(Dataset records)
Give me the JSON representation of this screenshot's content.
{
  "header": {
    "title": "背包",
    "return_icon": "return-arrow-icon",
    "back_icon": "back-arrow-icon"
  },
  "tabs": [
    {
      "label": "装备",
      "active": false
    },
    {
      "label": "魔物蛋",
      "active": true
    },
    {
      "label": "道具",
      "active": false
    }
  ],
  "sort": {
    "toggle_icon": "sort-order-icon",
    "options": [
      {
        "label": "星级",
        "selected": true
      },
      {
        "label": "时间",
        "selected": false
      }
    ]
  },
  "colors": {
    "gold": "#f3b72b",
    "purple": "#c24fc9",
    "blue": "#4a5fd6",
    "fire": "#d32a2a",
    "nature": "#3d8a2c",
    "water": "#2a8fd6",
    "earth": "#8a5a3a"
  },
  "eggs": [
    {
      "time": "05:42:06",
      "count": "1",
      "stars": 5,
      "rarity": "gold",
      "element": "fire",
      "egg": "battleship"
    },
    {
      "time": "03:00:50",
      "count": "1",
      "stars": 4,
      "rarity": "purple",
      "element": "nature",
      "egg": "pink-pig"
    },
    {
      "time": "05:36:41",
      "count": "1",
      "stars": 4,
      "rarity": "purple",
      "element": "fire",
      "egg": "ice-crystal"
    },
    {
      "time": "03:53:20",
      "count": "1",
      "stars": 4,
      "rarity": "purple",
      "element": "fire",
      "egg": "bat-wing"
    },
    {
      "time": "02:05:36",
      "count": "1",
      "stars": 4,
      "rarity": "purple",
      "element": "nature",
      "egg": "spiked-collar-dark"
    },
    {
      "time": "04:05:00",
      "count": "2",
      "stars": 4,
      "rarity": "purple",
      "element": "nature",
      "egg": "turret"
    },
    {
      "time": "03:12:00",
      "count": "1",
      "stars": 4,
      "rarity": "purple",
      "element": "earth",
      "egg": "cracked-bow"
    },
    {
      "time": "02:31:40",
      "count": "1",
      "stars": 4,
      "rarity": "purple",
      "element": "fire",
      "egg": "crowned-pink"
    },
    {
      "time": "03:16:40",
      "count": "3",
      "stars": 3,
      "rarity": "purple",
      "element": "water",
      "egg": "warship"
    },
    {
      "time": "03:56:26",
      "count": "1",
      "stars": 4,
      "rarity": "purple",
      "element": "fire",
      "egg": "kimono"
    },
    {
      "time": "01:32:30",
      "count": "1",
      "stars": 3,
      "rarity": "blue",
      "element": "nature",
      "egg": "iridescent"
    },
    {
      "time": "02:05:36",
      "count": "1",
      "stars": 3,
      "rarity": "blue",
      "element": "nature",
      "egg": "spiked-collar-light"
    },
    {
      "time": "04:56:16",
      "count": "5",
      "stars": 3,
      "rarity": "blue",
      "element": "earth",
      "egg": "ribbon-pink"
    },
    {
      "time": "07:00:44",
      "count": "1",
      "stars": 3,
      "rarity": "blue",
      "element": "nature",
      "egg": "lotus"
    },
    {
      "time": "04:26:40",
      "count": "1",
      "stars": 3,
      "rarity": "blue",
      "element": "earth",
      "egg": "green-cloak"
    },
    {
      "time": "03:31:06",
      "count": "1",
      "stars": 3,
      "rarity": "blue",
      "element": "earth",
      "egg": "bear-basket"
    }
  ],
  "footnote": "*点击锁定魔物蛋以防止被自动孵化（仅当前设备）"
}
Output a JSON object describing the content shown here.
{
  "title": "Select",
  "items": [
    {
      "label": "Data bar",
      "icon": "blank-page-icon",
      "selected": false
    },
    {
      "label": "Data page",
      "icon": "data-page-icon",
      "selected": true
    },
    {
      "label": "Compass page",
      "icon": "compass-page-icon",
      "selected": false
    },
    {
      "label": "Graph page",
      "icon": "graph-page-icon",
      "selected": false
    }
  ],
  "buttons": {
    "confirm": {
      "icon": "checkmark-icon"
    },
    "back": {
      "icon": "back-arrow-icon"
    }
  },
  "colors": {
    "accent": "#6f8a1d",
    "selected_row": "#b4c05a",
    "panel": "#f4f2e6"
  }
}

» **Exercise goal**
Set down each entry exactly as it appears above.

» **Exercise answer**
Give me the JSON representation of this screenshot's content.
{
  "header": {
    "title": "背包",
    "return_icon": "return-arrow-icon",
    "back_icon": "back-arrow-icon"
  },
  "tabs": [
    {
      "label": "装备",
      "active": false
    },
    {
      "label": "魔物蛋",
      "active": true
    },
    {
      "label": "道具",
      "active": false
    }
  ],
  "sort": {
    "toggle_icon": "sort-order-icon",
    "options": [
      {
        "label": "星级",
        "selected": true
      },
      {
        "label": "时间",
        "selected": false
      }
    ]
  },
  "colors": {
    "gold": "#f3b72b",
    "purple": "#c24fc9",
    "blue": "#4a5fd6",
    "fire": "#d32a2a",
    "nature": "#3d8a2c",
    "water": "#2a8fd6",
    "earth": "#8a5a3a"
  },
  "eggs": [
    {
      "time": "05:42:06",
      "count": "1",
      "stars": 5,
      "rarity": "gold",
      "element": "fire",
      "egg": "battleship"
    },
    {
      "time": "03:00:50",
      "count": "1",
      "stars": 4,
      "rarity": "purple",
      "element": "nature",
      "egg": "pink-pig"
    },
    {
      "time": "05:36:41",
      "count": "1",
      "stars": 4,
      "rarity": "purple",
      "element": "fire",
      "egg": "ice-crystal"
    },
    {
      "time": "03:53:20",
      "count": "1",
      "stars": 4,
      "rarity": "purple",
      "element": "fire",
      "egg": "bat-wing"
    },
    {
      "time": "02:05:36",
      "count": "1",
      "stars": 4,
      "rarity": "purple",
      "element": "nature",
      "egg": "spiked-collar-dark"
    },
    {
      "time": "04:05:00",
      "count": "2",
      "stars": 4,
      "rarity": "purple",
      "element": "nature",
      "egg": "turret"
    },
    {
      "time": "03:12:00",
      "count": "1",
      "stars": 4,
      "rarity": "purple",
      "element": "earth",
      "egg": "cracked-bow"
    },
    {
      "time": "02:31:40",
      "count": "1",
      "stars": 4,
      "rarity": "purple",
      "element": "fire",
      "egg": "crowned-pink"
    },
    {
      "time": "03:16:40",
      "count": "3",
      "stars": 3,
      "rarity": "purple",
      "element": "water",
      "egg": "warship"
    },
    {
      "time": "03:56:26",
      "count": "1",
      "stars": 4,
      "rarity": "purple",
      "element": "fire",
      "egg": "kimono"
    },
    {
      "time": "01:32:30",
      "count": "1",
      "stars": 3,
      "rarity": "blue",
      "element": "nature",
      "egg": "iridescent"
    },
    {
      "time": "02:05:36",
      "count": "1",
      "stars": 3,
      "rarity": "blue",
      "element": "nature",
      "egg": "spiked-collar-light"
    },
    {
      "time": "04:56:16",
      "count": "5",
      "stars": 3,
      "rarity": "blue",
      "element": "earth",
      "egg": "ribbon-pink"
    },
    {
      "time": "07:00:44",
      "count": "1",
      "stars": 3,
      "rarity": "blue",
      "element": "nature",
      "egg": "lotus"
    },
    {
      "time": "04:26:40",
      "count": "1",
      "stars": 3,
      "rarity": "blue",
      "element": "earth",
      "egg": "green-cloak"
    },
    {
      "time": "03:31:06",
      "count": "1",
      "stars": 3,
      "rarity": "blue",
      "element": "earth",
      "egg": "bear-basket"
    }
  ],
  "footnote": "*点击锁定魔物蛋以防止被自动孵化（仅当前设备）"
}
Output a JSON object describing the content shown here.
{
  "title": "Select",
  "items": [
    {
      "label": "Data bar",
      "icon": "blank-page-icon",
      "selected": false
    },
    {
      "label": "Data page",
      "icon": "data-page-icon",
      "selected": true
    },
    {
      "label": "Compass page",
      "icon": "compass-page-icon",
      "selected": false
    },
    {
      "label": "Graph page",
      "icon": "graph-page-icon",
      "selected": false
    }
  ],
  "buttons": {
    "confirm": {
      "icon": "checkmark-icon"
    },
    "back": {
      "icon": "back-arrow-icon"
    }
  },
  "colors": {
    "accent": "#6f8a1d",
    "selected_row": "#b4c05a",
    "panel": "#f4f2e6"
  }
}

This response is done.